“It’s a scientific fact, without a shadow of a doubt!”
Well how many times do you read that and think one of two things; “rock solid truth” or “really?” If you really understand what science is and how its practitioners work you should have answered “really?”
This may surprise some readers given that I am a really strong proponent of using a science based approach to teaching and training both our fellow humans and the animals we share our lives with.
The strength of the scientific method is not that once a fact is proven it is incontrovertible and set in stone forever. It is this “set in stone” perception that I believe has caused many previous supporters of the scientific method to begin to question it. How many remember when scientists announced that eggs and butter were bad for our health only to later reverse that position? If one were in the camp that said scientific facts are set in stone I am sure it would rock (pun intended) one’s faith in science.
What science presents is the best knowledge to date on a particular subject. That knowledge is based upon carefully conducted experiments with methodical collection and analysis of the resultant data.
The scientific method depends upon several crucial points:
- Peer review of the testing process, results collection, and of the methods used to evaluate a hypothesis.
- Repeatability of the experiment by independent researchers.
- Ongoing openness of the participants and scientific community to challenging established “facts.”
The first two point act as a cross-check of not only the premise of the test scenario but also the methodology used to collect and analyze the results. There have been several cases in the popular press that demonstrate these two points in action, e.g. the attempt to link vaccination with autism.
However it is the third point that in my opinion truly drives knowledge forward. If once a theory was established it was set in stone there would be little progress towards new knowledge in the area covered by the theory. The major force for advancement of knowledge is a skeptical reader, someone who when they read a new theory asks themselves “really? Is that really all there is to it?”
It is this last point that I feel should be taught in our schools, all our schools from pre-K onward. In fact I feel so strongly about this being a driving force for our society’s future I believe it should be a prime objective of parents to instill a respectfully questioning mind in all our children.
You may be wondering why this subject popped up on a bird training blog? The fact is that I was inspired to write it while reading a bird related post online today where the writer used the “without a shadow of a doubt” phrase. It is becoming one of two pervasive approaches to information; either because a researcher establishes a position it is set in stone or science is always wrong so discard it. What we need in all aspects of our lives is, not surprisingly, somewhere between the two.

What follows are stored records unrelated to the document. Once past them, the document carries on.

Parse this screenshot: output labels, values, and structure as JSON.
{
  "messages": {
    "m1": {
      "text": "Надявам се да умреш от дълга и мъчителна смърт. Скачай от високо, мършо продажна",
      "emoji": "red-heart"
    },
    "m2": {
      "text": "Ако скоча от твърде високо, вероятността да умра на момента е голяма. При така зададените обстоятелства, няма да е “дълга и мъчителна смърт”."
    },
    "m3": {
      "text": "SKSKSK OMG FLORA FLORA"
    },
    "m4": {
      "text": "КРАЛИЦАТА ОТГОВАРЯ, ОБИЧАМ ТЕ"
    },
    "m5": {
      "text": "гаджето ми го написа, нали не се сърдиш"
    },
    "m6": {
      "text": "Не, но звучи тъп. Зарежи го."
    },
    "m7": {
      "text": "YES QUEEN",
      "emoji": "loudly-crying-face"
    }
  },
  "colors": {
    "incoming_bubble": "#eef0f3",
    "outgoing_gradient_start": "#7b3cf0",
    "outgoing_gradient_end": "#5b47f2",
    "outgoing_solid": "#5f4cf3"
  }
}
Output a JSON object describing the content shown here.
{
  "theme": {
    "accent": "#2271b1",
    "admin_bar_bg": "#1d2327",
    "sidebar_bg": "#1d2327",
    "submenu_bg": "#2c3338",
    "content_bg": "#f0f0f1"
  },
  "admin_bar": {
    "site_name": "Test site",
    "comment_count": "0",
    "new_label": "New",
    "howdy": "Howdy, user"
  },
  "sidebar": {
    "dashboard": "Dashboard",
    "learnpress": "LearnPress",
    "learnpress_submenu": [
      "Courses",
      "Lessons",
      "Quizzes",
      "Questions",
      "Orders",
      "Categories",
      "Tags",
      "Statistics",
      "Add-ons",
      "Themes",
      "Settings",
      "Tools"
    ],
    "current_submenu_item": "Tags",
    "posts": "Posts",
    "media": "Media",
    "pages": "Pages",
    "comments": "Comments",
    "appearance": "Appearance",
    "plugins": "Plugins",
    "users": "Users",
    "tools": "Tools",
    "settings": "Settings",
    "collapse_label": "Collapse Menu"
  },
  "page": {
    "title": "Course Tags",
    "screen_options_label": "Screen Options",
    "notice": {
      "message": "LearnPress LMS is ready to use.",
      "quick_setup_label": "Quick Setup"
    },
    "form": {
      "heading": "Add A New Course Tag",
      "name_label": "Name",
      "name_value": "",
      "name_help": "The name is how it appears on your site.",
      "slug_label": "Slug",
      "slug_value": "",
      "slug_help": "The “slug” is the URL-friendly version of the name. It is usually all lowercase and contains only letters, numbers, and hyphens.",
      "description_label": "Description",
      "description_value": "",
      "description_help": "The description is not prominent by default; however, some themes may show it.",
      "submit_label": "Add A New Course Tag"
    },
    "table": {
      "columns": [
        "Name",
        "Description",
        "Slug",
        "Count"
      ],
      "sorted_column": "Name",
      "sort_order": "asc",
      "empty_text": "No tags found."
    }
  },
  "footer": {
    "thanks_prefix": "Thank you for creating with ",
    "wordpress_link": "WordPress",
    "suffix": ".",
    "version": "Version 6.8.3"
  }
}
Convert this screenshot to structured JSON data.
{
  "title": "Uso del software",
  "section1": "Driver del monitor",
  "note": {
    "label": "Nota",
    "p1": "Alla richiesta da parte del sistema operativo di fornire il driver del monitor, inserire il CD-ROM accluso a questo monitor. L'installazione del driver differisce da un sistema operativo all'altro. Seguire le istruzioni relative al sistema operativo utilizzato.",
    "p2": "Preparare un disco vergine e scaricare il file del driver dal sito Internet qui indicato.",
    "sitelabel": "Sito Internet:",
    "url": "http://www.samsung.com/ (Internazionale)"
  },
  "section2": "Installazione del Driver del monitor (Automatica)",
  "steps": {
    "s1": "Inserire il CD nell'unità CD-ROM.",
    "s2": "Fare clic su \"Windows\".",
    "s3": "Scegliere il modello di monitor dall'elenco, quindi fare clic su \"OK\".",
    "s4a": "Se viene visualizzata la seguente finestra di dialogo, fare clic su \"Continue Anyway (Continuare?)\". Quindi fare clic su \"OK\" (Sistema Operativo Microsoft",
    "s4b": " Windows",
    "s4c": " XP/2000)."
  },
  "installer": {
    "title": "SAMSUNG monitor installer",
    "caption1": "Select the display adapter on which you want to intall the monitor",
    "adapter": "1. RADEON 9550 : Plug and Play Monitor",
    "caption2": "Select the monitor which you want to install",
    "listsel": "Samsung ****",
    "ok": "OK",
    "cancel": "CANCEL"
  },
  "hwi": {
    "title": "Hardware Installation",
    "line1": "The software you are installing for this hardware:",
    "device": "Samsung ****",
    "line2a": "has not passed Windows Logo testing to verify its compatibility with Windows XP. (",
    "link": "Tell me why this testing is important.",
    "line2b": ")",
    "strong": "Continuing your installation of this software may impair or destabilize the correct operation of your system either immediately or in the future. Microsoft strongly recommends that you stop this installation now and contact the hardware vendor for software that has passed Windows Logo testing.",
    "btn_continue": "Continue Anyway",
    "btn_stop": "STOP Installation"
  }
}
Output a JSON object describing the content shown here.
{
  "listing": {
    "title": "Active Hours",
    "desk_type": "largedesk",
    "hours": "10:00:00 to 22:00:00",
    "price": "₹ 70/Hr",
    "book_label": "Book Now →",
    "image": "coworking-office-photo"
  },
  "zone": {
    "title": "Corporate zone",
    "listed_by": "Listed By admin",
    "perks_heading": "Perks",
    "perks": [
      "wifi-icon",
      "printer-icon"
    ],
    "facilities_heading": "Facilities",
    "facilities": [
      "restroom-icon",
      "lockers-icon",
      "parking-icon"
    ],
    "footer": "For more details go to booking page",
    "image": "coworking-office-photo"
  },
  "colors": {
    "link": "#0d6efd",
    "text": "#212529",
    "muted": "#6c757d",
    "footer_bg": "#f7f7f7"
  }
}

What we need is “respectful skepticism.” This will lead to new discoveries and to growth of the human knowledge base.